For those of us who are still a work in progress, (I think that includes us all) who are not as yet fully created as human beings, hopefully we continue to invite ask God to continue the work of creation in us. I pray that one day, it may be truly said of each one of us that we truly have become created in the very image of God. At Calvary’s cross, we see the ultimate icon for perfect love that is our God. In Jesus’ self-sacrifice we see the promise of an unpolluted, purified love for this world as it already now exists in  heaven and in the heart of God. This is the sure and certain hope for our future in the kingdom of God, of which we will forever be a true part. No more will sin and sorrow be the polluter of love. In Jesus Christ perfected love will continue in resurrection joy for all eternity.

If we never knew sorrow, could we then appreciate joy? If we never knew darkness, could we appreciate the blessing of light? If we never knew pain or sickness or physical or mental or moral weakness, would we never appreciate the joy of good health and joyful life?

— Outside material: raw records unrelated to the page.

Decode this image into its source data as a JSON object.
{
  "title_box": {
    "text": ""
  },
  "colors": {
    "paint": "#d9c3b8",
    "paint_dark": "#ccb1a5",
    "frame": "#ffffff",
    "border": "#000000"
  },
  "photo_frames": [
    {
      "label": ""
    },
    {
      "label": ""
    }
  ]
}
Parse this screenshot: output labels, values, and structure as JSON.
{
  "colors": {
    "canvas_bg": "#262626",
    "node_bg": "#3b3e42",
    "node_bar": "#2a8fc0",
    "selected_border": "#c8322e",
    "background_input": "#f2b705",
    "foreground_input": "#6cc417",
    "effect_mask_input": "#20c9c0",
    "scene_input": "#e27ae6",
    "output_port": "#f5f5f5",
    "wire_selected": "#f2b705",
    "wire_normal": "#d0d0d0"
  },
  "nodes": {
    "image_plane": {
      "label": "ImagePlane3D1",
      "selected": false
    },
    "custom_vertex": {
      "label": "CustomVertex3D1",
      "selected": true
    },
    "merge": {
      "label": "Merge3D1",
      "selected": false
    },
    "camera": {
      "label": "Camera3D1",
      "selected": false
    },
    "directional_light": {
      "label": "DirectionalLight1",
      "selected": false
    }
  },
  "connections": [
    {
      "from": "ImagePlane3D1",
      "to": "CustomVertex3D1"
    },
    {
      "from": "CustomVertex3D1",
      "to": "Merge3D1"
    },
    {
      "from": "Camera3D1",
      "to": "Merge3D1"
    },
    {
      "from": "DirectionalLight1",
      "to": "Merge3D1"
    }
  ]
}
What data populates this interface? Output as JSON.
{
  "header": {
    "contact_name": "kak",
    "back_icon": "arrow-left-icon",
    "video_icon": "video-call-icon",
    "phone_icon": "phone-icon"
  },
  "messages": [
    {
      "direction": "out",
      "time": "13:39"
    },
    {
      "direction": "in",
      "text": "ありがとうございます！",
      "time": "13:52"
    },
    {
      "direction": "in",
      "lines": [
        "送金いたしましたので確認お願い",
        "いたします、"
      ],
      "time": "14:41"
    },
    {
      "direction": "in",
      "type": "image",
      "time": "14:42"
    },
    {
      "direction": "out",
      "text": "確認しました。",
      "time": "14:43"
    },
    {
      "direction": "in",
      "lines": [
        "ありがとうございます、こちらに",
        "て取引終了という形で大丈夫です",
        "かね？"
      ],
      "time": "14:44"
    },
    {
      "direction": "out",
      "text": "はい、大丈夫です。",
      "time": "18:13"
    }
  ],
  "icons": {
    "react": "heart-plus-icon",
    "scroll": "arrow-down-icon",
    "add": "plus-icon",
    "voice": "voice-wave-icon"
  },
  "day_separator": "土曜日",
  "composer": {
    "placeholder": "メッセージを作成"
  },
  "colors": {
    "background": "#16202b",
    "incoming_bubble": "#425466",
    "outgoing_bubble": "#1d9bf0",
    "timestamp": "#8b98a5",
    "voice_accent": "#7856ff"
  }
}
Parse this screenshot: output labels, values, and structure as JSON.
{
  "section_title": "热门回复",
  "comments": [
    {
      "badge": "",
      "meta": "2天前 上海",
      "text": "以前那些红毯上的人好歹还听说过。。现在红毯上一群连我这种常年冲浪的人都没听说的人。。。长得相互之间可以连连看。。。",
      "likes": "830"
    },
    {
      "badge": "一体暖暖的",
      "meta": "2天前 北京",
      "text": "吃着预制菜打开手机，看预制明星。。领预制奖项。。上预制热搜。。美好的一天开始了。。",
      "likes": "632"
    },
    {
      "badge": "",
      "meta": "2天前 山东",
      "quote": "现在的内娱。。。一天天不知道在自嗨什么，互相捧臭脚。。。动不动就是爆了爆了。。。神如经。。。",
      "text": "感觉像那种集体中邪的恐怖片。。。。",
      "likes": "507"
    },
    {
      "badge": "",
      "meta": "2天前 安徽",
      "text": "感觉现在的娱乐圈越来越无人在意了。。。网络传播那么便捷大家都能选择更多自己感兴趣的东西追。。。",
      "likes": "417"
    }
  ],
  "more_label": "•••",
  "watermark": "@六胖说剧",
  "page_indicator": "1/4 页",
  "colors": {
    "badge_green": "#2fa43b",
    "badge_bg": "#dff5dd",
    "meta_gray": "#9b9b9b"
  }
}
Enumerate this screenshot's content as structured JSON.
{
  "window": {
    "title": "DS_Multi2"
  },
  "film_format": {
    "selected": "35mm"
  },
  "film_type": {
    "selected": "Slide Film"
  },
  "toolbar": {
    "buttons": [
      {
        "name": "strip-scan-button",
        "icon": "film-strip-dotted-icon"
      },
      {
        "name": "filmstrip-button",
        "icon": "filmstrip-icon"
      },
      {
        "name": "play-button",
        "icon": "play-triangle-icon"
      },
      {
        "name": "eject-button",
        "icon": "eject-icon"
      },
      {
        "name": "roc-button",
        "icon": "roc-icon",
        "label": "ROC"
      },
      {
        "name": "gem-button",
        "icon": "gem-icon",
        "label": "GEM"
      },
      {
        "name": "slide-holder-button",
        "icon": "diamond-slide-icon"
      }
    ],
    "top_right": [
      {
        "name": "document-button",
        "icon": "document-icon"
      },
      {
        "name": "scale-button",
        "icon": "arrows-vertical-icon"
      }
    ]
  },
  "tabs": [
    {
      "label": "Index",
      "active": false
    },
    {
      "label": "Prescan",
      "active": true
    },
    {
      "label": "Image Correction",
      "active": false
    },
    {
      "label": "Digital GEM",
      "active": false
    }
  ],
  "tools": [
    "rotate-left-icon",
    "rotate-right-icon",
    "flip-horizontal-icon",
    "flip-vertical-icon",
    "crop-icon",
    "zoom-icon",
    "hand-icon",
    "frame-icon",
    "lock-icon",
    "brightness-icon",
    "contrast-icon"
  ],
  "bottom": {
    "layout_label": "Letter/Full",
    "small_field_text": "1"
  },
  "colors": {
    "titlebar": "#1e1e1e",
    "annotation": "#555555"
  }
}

If we never knew the feelings of offence, hatred, isolation or indifference, would we ever understand the consolation of forgiveness, fellowship, comradery, warmth, and belonging that we find in relationships, family or community?

Yes, our God is one God, and I also believe that God is also one perfect family. Not a perfect family but the perfect family, the family of love into which Jesus calls us all.

‘In the beginning was the Word, and the Word was with God, and the Word was God. He was in the beginning with God. All things came into being through him, and without him not one thing came into being. What has come into being in him was life, and the life was the light of all people. The light shines in the darkness, and the darkness did not overcome it.’ John 1:1

Like our God and my cat Jasper, it is in our very nature to dream and explore and create. I’m not sure how big a cat’s dreams are. I know that at times he can turn a box or a bag or a piece of string into a toy. I know that sometimes as he sleeps, he is dreaming of some adventure in which he is chasing something or being chased because those little legs move like crazy.

I am certain of how big God’s dream is: Like his love, power, justice, and forgiveness: God’s dream is a matter of infinity itself. God is not subject to time. His dream includes and comprehends new life in his eternal present which is infinite and in which there is infinite love, blessing and joy.

God presents us with a taste of his creating love and power in and through the heritage and gift of parenthood and children. By doing this, he allows us just a small idea of his love of creation by calling many of us to be co-creators and curators of life with him. Today, we contemplate the story of Jesus Christ offering himself in sacrifice upon the cross for our restoration in relationship with God and each other.

In Christ, our atonement, our satisfaction for sin and our eternal salvation is won by the utterly irresistible love from God: Father, Son and Holy Spirit in perfect and indivisible unity of sacrificial love which is itself the driving creative force of the universe.

‘He was in the world, and the world came into being through him; yet the world did not know him. He came to what was his own, and his own people did not accept him.

But to all who received him, who believed in his name, he gave power to become children of God, who were born, not of blood or of the will of the flesh or of the will of man, but of God.’

And the Word became flesh and lived among us, and we have seen his glory, the glory as of a father’s only son, full of grace and truth.

This, my brothers and sisters, is not a defeat won by sin, this is the victory won by God’s eternal love.

 This is the VICTORY!

As the present pause prepares all for the restoration of the light, the new day will bring the victory celebration.